Meeting SPs demand on EOU, windfall tax may not be easy
July, 09th 2008
Meeting the demand of the Samajwadi Party (SP), whose support is crucial for the Congress-led Government, on withdrawing the export oriented unit (EOU) status extended to private sector refinery like Reliance Industries Ltd (RIL) and levy of windfall tax on private refiners may not be easy for the Centre.
Under the current laws, the EOU status cannot be revoked unilaterally. Industry experts told Business Line that an EOU status conferred on a unit by the Government cannot be withdrawn so long as all conditions associated with the approval of such a status continued to be met by the unit.
Sources familiar with EOU policies and regulations said, For grant of EOU status, a letter of permit is issued by the unit approval committee (UAC) along with the conditions that need to be met by the unit. The UAC comprises the development commissioner concerned besides the representatives of Finance and Commerce Ministries and also that of the State Government concerned. The EOU status is usually granted for a period of five years. After that period the performance of the unit concerned is reviewed and then a view is taken by the UAC on extending the status to the unit. Therefore, withdrawal of such a status would require nod of all the authorities concerned.
As regards levying a windfall tax on private refiners and oil producers, the Finance Ministry officials said that there was no proposal before us as on date to introduce tax on any windfall profits of refineries arising from the recent spurt in international oil prices.
The Indian income-tax law in the present form does not even recognise windfall profits. All profits are brought to tax unless specifically exempted by any provision of income-tax law, official sources said.
Meanwhile, the Petroleum Minister, Mr Murli Deora, said that both the issues were out of his jurisdiction. The issue of imposing windfall tax has also been raised by the Left parties.
Meanwhile, oil industry sources said, the production sharing contracts (PSCs) regime already provides windfall taxes to the Government as the gains from high oil prices is also shared with them in the form of profit petroleum. They point out that around the world, Governments have only thought of windfall taxes in non-PSC regimes where there are flat royalties and taxes that do not enable the Governments to share in higher oil prices.
India seriously needs investments in oil and gas and proposals like windfall taxes would further deter investment. For instance, the latest NELP round did not attract many major private sector investment, industry sources said. Besides, any windfall tax introduced now would largely impact public sector producers who are already suffering heavy subsidy burdens. The public sector oil companies like ONGC produce bulk of Indias current crude output.

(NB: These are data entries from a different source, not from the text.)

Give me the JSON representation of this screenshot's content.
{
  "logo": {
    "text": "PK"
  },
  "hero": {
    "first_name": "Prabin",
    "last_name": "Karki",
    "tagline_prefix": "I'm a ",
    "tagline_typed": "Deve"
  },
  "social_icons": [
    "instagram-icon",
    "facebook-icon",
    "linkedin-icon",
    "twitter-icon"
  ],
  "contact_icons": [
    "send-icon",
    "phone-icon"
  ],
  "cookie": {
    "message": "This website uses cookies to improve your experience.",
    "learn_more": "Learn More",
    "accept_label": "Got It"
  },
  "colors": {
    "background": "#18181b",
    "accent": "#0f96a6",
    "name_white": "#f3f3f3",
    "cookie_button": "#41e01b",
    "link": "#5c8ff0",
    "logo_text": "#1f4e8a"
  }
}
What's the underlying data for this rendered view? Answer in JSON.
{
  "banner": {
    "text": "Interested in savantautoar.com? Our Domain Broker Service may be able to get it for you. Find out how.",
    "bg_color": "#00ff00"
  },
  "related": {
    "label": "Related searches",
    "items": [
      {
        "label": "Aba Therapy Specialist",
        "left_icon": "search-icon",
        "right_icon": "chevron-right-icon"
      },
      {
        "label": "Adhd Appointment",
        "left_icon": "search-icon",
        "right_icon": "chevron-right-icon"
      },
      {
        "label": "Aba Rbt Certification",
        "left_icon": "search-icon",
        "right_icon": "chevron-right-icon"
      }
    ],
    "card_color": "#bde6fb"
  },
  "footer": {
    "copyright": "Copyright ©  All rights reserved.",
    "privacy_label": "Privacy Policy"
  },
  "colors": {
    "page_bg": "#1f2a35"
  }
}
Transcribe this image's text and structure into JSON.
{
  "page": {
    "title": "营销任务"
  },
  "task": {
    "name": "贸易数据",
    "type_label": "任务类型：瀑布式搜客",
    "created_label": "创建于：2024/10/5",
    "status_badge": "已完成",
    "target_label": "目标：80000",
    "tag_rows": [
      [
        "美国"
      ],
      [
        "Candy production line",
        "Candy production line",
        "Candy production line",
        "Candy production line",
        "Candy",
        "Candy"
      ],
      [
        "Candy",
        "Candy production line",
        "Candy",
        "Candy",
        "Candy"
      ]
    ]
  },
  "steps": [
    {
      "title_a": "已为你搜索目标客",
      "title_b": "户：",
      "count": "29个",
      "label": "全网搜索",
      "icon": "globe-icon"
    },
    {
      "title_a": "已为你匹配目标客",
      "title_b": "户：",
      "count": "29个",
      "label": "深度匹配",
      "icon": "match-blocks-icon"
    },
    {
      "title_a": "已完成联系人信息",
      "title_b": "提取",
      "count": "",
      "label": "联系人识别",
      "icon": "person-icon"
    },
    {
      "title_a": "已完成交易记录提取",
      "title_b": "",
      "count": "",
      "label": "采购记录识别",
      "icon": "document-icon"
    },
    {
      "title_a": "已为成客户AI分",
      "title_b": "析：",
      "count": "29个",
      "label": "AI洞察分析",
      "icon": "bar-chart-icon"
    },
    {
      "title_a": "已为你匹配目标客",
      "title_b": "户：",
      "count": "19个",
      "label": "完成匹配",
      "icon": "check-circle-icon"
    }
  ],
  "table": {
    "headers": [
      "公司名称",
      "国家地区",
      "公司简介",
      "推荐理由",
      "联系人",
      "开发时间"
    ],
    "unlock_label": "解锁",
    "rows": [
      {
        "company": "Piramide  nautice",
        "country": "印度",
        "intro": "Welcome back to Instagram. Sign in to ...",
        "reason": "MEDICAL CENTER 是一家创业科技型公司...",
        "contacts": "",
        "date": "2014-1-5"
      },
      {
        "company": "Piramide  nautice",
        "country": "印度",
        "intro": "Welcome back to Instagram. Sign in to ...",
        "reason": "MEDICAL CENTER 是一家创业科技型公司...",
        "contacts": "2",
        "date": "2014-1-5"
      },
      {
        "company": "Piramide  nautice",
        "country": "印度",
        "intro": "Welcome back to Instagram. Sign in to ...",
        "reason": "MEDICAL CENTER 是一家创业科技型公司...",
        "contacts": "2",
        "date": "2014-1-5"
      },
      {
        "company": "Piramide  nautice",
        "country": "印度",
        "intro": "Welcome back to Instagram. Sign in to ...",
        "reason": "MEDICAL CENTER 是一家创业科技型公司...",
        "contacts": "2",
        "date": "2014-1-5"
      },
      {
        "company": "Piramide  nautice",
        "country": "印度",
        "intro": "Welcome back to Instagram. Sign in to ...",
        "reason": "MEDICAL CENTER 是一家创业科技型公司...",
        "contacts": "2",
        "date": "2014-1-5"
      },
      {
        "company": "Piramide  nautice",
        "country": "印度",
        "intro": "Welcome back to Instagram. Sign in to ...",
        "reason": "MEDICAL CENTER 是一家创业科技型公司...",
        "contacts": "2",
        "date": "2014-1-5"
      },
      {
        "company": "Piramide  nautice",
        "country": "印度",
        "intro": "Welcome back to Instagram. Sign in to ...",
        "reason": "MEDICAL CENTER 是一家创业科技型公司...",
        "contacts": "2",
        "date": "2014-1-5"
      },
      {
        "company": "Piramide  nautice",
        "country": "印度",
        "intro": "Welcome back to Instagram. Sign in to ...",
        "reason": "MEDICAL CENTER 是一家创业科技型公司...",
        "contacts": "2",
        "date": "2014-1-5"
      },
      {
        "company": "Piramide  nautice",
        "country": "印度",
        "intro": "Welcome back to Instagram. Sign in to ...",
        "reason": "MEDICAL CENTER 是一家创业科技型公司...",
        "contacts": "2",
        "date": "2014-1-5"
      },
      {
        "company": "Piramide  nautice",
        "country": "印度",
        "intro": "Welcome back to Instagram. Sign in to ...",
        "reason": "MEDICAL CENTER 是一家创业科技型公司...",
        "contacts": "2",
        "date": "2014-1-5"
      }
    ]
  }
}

In reply to a question that the suggested windfall tax was aimed at refiners and not producers, industry sources said, windfall tax is a punitive measure that is very much short term and has been proved in the past to be ineffective.